+++ Provided entries +++

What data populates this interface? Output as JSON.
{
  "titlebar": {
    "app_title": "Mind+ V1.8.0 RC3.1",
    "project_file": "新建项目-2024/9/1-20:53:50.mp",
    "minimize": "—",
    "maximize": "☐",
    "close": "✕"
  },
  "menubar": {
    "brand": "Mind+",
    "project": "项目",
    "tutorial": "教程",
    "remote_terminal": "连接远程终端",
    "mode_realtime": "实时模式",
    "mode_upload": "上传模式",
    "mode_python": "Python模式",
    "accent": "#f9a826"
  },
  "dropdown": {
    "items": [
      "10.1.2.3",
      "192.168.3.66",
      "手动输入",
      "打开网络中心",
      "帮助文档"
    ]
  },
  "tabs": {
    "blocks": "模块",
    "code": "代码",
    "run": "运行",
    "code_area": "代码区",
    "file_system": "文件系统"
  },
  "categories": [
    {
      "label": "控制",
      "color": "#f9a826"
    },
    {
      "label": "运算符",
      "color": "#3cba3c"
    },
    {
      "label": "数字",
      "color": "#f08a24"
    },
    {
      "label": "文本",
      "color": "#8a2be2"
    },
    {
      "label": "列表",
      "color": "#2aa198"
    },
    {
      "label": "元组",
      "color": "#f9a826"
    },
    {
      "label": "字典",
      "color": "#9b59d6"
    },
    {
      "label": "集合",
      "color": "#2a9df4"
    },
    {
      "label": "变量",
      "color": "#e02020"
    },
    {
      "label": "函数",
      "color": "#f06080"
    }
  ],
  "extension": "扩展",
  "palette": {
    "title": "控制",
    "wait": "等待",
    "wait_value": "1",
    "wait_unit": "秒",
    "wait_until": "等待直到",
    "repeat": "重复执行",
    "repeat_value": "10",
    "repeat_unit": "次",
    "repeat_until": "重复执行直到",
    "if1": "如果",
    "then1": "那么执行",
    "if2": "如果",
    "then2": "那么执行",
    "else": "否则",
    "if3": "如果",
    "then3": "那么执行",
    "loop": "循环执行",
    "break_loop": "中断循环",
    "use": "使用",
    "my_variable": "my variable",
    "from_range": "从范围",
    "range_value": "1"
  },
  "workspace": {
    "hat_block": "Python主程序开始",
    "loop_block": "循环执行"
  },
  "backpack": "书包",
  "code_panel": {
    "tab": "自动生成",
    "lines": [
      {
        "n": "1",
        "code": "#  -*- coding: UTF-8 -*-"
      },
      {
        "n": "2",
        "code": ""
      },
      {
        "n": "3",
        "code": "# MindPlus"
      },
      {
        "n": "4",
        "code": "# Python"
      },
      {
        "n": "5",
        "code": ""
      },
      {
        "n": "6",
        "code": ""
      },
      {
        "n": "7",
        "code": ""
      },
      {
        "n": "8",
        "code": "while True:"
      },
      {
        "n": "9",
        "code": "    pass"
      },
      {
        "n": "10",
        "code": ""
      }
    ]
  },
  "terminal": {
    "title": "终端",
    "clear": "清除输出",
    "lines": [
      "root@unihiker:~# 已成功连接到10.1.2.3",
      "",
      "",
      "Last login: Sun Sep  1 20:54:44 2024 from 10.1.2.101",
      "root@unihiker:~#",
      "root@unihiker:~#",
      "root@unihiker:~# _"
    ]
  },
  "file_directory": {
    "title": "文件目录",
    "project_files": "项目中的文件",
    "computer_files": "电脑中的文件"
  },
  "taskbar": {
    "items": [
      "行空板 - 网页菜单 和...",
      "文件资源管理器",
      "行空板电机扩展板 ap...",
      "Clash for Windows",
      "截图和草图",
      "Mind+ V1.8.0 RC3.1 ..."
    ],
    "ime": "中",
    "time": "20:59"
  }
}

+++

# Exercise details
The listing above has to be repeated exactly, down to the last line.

# Completed task
What data populates this interface? Output as JSON.
{
  "titlebar": {
    "app_title": "Mind+ V1.8.0 RC3.1",
    "project_file": "新建项目-2024/9/1-20:53:50.mp",
    "minimize": "—",
    "maximize": "☐",
    "close": "✕"
  },
  "menubar": {
    "brand": "Mind+",
    "project": "项目",
    "tutorial": "教程",
    "remote_terminal": "连接远程终端",
    "mode_realtime": "实时模式",
    "mode_upload": "上传模式",
    "mode_python": "Python模式",
    "accent": "#f9a826"
  },
  "dropdown": {
    "items": [
      "10.1.2.3",
      "192.168.3.66",
      "手动输入",
      "打开网络中心",
      "帮助文档"
    ]
  },
  "tabs": {
    "blocks": "模块",
    "code": "代码",
    "run": "运行",
    "code_area": "代码区",
    "file_system": "文件系统"
  },
  "categories": [
    {
      "label": "控制",
      "color": "#f9a826"
    },
    {
      "label": "运算符",
      "color": "#3cba3c"
    },
    {
      "label": "数字",
      "color": "#f08a24"
    },
    {
      "label": "文本",
      "color": "#8a2be2"
    },
    {
      "label": "列表",
      "color": "#2aa198"
    },
    {
      "label": "元组",
      "color": "#f9a826"
    },
    {
      "label": "字典",
      "color": "#9b59d6"
    },
    {
      "label": "集合",
      "color": "#2a9df4"
    },
    {
      "label": "变量",
      "color": "#e02020"
    },
    {
      "label": "函数",
      "color": "#f06080"
    }
  ],
  "extension": "扩展",
  "palette": {
    "title": "控制",
    "wait": "等待",
    "wait_value": "1",
    "wait_unit": "秒",
    "wait_until": "等待直到",
    "repeat": "重复执行",
    "repeat_value": "10",
    "repeat_unit": "次",
    "repeat_until": "重复执行直到",
    "if1": "如果",
    "then1": "那么执行",
    "if2": "如果",
    "then2": "那么执行",
    "else": "否则",
    "if3": "如果",
    "then3": "那么执行",
    "loop": "循环执行",
    "break_loop": "中断循环",
    "use": "使用",
    "my_variable": "my variable",
    "from_range": "从范围",
    "range_value": "1"
  },
  "workspace": {
    "hat_block": "Python主程序开始",
    "loop_block": "循环执行"
  },
  "backpack": "书包",
  "code_panel": {
    "tab": "自动生成",
    "lines": [
      {
        "n": "1",
        "code": "#  -*- coding: UTF-8 -*-"
      },
      {
        "n": "2",
        "code": ""
      },
      {
        "n": "3",
        "code": "# MindPlus"
      },
      {
        "n": "4",
        "code": "# Python"
      },
      {
        "n": "5",
        "code": ""
      },
      {
        "n": "6",
        "code": ""
      },
      {
        "n": "7",
        "code": ""
      },
      {
        "n": "8",
        "code": "while True:"
      },
      {
        "n": "9",
        "code": "    pass"
      },
      {
        "n": "10",
        "code": ""
      }
    ]
  },
  "terminal": {
    "title": "终端",
    "clear": "清除输出",
    "lines": [
      "root@unihiker:~# 已成功连接到10.1.2.3",
      "",
      "",
      "Last login: Sun Sep  1 20:54:44 2024 from 10.1.2.101",
      "root@unihiker:~#",
      "root@unihiker:~#",
      "root@unihiker:~# _"
    ]
  },
  "file_directory": {
    "title": "文件目录",
    "project_files": "项目中的文件",
    "computer_files": "电脑中的文件"
  },
  "taskbar": {
    "items": [
      "行空板 - 网页菜单 和...",
      "文件资源管理器",
      "行空板电机扩展板 ap...",
      "Clash for Windows",
      "截图和草图",
      "Mind+ V1.8.0 RC3.1 ..."
    ],
    "ime": "中",
    "time": "20:59"
  }
}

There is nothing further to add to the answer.